"I hate to say it, but it's the hustlers who really put out the styles," said Bertrand Gilliam, 16, a junior at Ballou Senior High in the Congress Heights neighborhood near Bolling Air Force Base. "They are the ones who can afford to have the best clothes and nicest cars. What they're wearing, everyone else starts wearing too."

John Caldwell, manager of Four Dudes, a popular shoe store at Iverson Plaza, said it isn't unusual for teen-agers to pay cash for $500 worth of sportswear and shoes. "The only thing I ask is, 'How many pairs do you want?' " Caldwell said. "Where they get the money is none of my business."

Caryl Stalick, a mother of two teen-agers from Bethesda, said she is no longer shocked at having to shell out $30 for a T-shirt from Benetton and has resigned herself to spending more for her daughter Cathy's clothes than for her own.

"They never want anything on sale," Stalick said. "Personally, I don't see the harm in getting them a few designer things if it means that much to them. But you do have to set limits and know when to say no." Recently, Stalick put her children on a $100-a-month clothing allowance, which, she said, forces them to learn to budget their money and make their own choices about how much to spend.

Some educators said their students' concern with appearances is basically harmless and at best can be a positive force in school. This is especially true in wealthier areas, where families can afford to keep up.

"I think kids are dressing better now than at the end of the '60s, when I was teaching kids in halter tops and miniskirts," said Jesse Smith, principal of Wilde Lake Middle School in Howard County. "Many of them have gone to a preppy look, which is more appropriate for school and forces them to take themselves more seriously."

"Parents care about your appearance. How much it costs doesn't seem to matter," said Larry Bergenfield, a senior at Winston Churchill High School in Bethesda.

Wealthier students said they tend to indulge their passion for fashion with a studied casualness; in other words, the idea is to care about clothes without looking as if one cares about clothes.

"If you dress too nice, people make fun of you," said David Titus, 11, a sixth grader at Howard County's Wilde Lake Middle School.

However, the appearance of wealth is sometimes very important among those with less money, educators said.
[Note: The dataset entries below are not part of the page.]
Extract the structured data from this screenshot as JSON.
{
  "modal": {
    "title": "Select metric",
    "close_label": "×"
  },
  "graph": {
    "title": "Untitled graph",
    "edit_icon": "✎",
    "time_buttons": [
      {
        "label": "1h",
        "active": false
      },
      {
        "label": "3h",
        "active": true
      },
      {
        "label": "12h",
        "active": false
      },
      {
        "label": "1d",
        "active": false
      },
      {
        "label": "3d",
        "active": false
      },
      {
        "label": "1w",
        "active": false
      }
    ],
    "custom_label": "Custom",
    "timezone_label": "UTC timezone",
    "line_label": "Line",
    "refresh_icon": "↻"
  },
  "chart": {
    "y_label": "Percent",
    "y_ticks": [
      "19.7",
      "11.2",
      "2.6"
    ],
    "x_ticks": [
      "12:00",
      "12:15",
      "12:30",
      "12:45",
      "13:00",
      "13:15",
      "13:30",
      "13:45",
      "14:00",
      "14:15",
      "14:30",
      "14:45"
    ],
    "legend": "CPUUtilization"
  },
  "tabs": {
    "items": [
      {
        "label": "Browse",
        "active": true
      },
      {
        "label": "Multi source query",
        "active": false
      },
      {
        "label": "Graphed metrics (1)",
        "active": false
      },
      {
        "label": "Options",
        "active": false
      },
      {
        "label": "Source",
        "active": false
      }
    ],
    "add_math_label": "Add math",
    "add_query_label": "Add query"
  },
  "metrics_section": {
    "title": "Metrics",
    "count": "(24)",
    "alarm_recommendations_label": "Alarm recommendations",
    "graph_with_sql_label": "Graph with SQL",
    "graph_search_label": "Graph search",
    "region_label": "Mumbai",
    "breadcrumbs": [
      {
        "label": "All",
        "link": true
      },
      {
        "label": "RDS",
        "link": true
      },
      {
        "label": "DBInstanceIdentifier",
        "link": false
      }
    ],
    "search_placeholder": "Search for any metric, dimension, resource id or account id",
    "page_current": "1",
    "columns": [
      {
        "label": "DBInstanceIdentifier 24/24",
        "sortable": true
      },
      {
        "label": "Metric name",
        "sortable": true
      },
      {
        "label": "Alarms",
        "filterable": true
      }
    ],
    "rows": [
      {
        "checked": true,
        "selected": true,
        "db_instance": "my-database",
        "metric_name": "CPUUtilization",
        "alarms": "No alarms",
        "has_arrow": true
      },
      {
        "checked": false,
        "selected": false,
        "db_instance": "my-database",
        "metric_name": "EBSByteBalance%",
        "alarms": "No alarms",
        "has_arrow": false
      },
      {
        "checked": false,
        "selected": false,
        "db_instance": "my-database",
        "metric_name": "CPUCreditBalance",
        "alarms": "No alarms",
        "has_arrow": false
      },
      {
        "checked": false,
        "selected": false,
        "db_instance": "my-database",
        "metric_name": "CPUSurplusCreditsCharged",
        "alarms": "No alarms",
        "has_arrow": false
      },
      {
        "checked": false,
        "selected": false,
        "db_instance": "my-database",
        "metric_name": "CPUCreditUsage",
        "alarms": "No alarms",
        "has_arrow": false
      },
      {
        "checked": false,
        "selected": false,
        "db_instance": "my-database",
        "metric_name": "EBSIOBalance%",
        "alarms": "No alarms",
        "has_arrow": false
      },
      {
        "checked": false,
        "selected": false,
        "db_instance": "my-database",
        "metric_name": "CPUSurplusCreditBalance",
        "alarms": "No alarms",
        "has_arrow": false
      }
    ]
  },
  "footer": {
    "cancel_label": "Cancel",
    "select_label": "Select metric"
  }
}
Dr. Sterling Marshall, principal of Potomac High School in Prince George's, said that some of his poorer students' concern with clothes is so excessive that it "takes away from the learning experience and their overall social development."

"They tend to rearrange their priorities. If they need to buy an accounting book, they may put it off so they can buy a Coca-Cola sweatshirt that costs $50," Marshall said. "They may work until 11 o'clock at night on a daily basis to pay for this stuff, then they get behind and their skills become deficient and their self-esteem plummets. Some of our dropouts are our best dressers."
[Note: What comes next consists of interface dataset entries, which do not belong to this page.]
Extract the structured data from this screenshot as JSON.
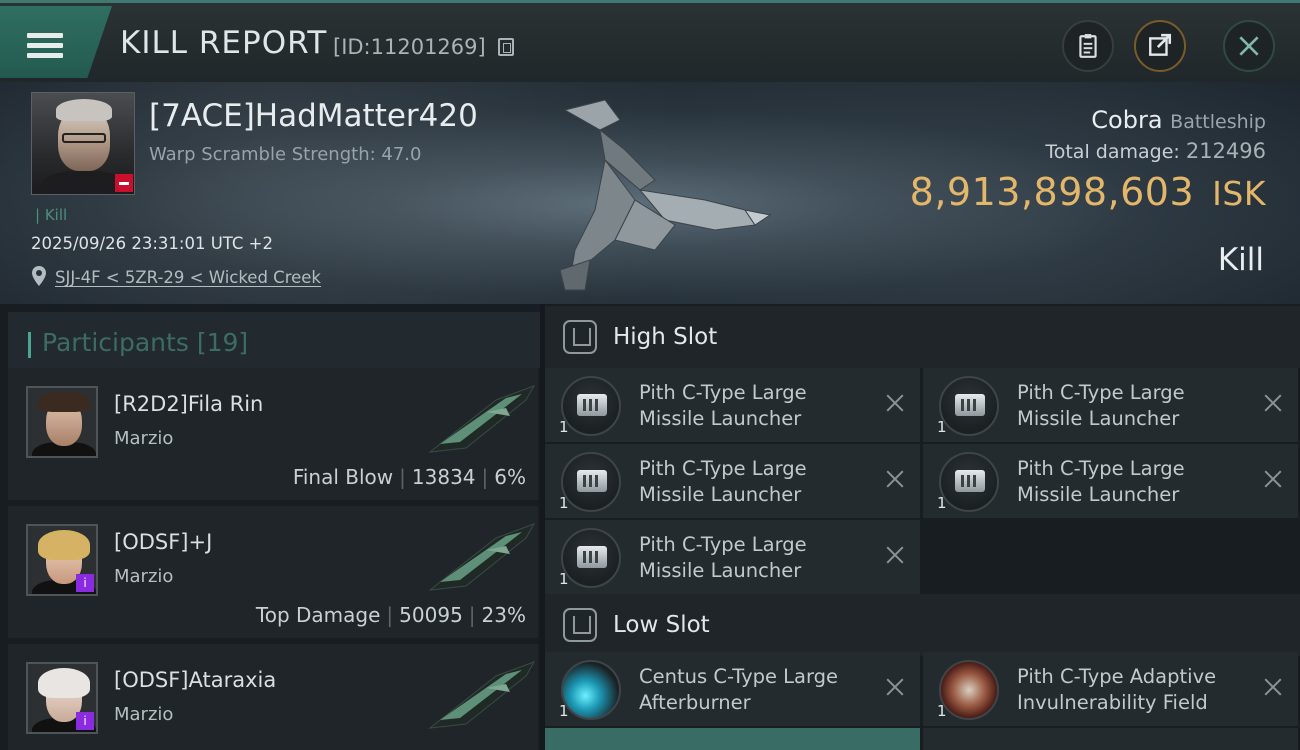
{
  "header": {
    "title": "KILL REPORT",
    "report_id": "[ID:11201269]"
  },
  "victim": {
    "name": "[7ACE]HadMatter420",
    "warp_scramble": "Warp Scramble Strength: 47.0",
    "kill_tag": "Kill",
    "datetime": "2025/09/26 23:31:01 UTC +2",
    "location": "SJJ-4F < 5ZR-29 < Wicked Creek",
    "ship_name": "Cobra",
    "ship_class": "Battleship",
    "total_damage_label": "Total damage:",
    "total_damage_value": "212496",
    "isk_value": "8,913,898,603",
    "isk_unit": "ISK",
    "result": "Kill"
  },
  "participants": {
    "label": "Participants",
    "count": "[19]",
    "items": [
      {
        "name": "[R2D2]Fila Rin",
        "corp": "Marzio",
        "role": "Final Blow",
        "damage": "13834",
        "percent": "6%"
      },
      {
        "name": "[ODSF]+J",
        "corp": "Marzio",
        "role": "Top Damage",
        "damage": "50095",
        "percent": "23%"
      },
      {
        "name": "[ODSF]Ataraxia",
        "corp": "Marzio"
      }
    ]
  },
  "slots": {
    "high": {
      "label": "High Slot",
      "modules": [
        {
          "name": "Pith C-Type Large Missile Launcher",
          "qty": "1"
        },
        {
          "name": "Pith C-Type Large Missile Launcher",
          "qty": "1"
        },
        {
          "name": "Pith C-Type Large Missile Launcher",
          "qty": "1"
        },
        {
          "name": "Pith C-Type Large Missile Launcher",
          "qty": "1"
        },
        {
          "name": "Pith C-Type Large Missile Launcher",
          "qty": "1"
        }
      ]
    },
    "low": {
      "label": "Low Slot",
      "modules": [
        {
          "name": "Centus C-Type Large Afterburner",
          "qty": "1"
        },
        {
          "name": "Pith C-Type Adaptive Invulnerability Field",
          "qty": "1"
        }
      ]
    }
  },
  "icons": {
    "menu": "hamburger-icon",
    "copy": "copy-icon",
    "clipboard": "clipboard-icon",
    "share": "share-icon",
    "close": "close-icon",
    "location": "location-pin-icon",
    "slot": "slot-icon",
    "remove": "close-x-icon"
  },
  "colors": {
    "accent": "#2f6f61",
    "isk": "#e3b76a",
    "minus_badge": "#c8102e",
    "badge_purple": "#8a2be2"
  }
}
For students from families with low or middle-level incomes, clothes confer status, some school principals said. And the more something costs, students said, the better.

"The girls pay a lot of attention to what I wear," said Derek Thompson, 19, who admitted a certain fondness for Pierre Cardin dress shoes and Fila sweatsuits that can cost up to $400. "They go for it because they think you got money."

For Thompson, Thursday was payday and that meant one thing: a trip to Iverson Mall. Skipping his classes at Gwynn Park High School in Brandywine, the 19-year-old senior spent the better part of the morning shopping for back-to-school clothes.

By early afternoon, he had made three purchases: a pair of black Guess? jeans, an $84 pair of Nike sneakers, and a new Russell sweatsuit. His $200 paycheck was gone, but Thompson was happy.

"I don't wear stuff I wore to school last year," said Thompson, who plans to return to the mall when the weather cools to buy two of the season's other hot items -- a fur-trimmed leather coat and knee-high Timberland boots. "Why? I like keeping up with the styles."